• **Working data**:
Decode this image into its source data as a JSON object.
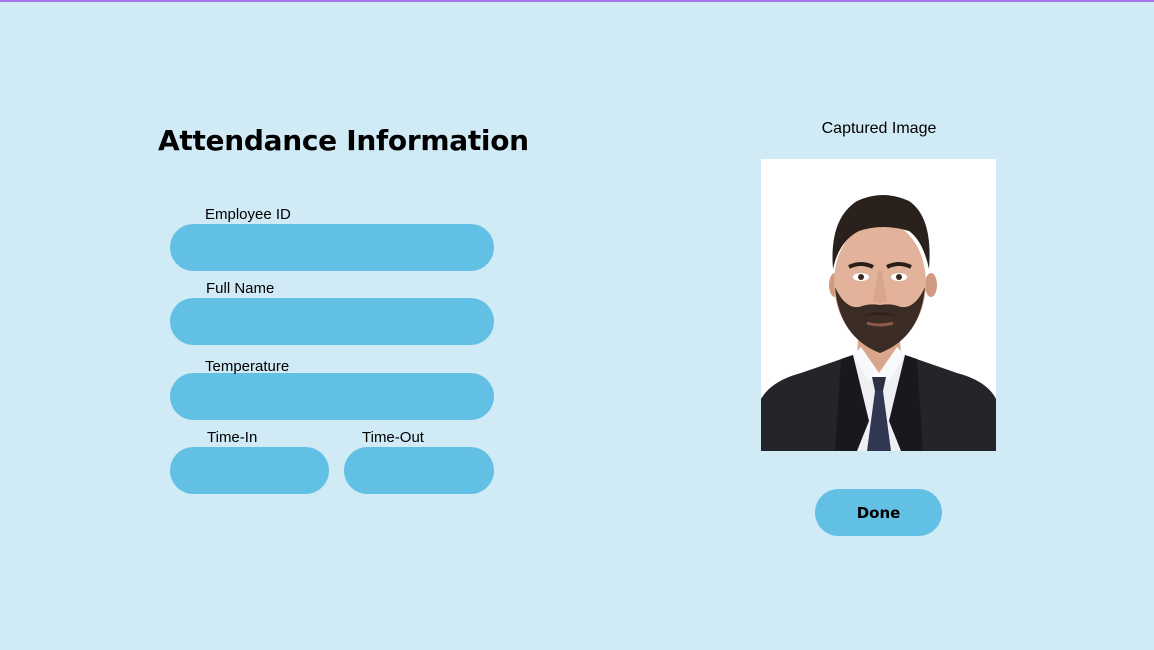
{
  "form": {
    "title": "Attendance Information",
    "fields": {
      "employee_id": {
        "label": "Employee ID",
        "value": ""
      },
      "full_name": {
        "label": "Full Name",
        "value": ""
      },
      "temperature": {
        "label": "Temperature",
        "value": ""
      },
      "time_in": {
        "label": "Time-In",
        "value": ""
      },
      "time_out": {
        "label": "Time-Out",
        "value": ""
      }
    }
  },
  "capture": {
    "label": "Captured Image",
    "image": "portrait-photo"
  },
  "actions": {
    "done_label": "Done"
  },
  "colors": {
    "background": "#d0ebf6",
    "field_fill": "#63c0e5",
    "top_accent": "#a873e8"
  }
}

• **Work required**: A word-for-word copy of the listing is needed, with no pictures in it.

• **Answer to this exercise**:
Decode this image into its source data as a JSON object.
{
  "form": {
    "title": "Attendance Information",
    "fields": {
      "employee_id": {
        "label": "Employee ID",
        "value": ""
      },
      "full_name": {
        "label": "Full Name",
        "value": ""
      },
      "temperature": {
        "label": "Temperature",
        "value": ""
      },
      "time_in": {
        "label": "Time-In",
        "value": ""
      },
      "time_out": {
        "label": "Time-Out",
        "value": ""
      }
    }
  },
  "capture": {
    "label": "Captured Image",
    "image": "portrait-photo"
  },
  "actions": {
    "done_label": "Done"
  },
  "colors": {
    "background": "#d0ebf6",
    "field_fill": "#63c0e5",
    "top_accent": "#a873e8"
  }
}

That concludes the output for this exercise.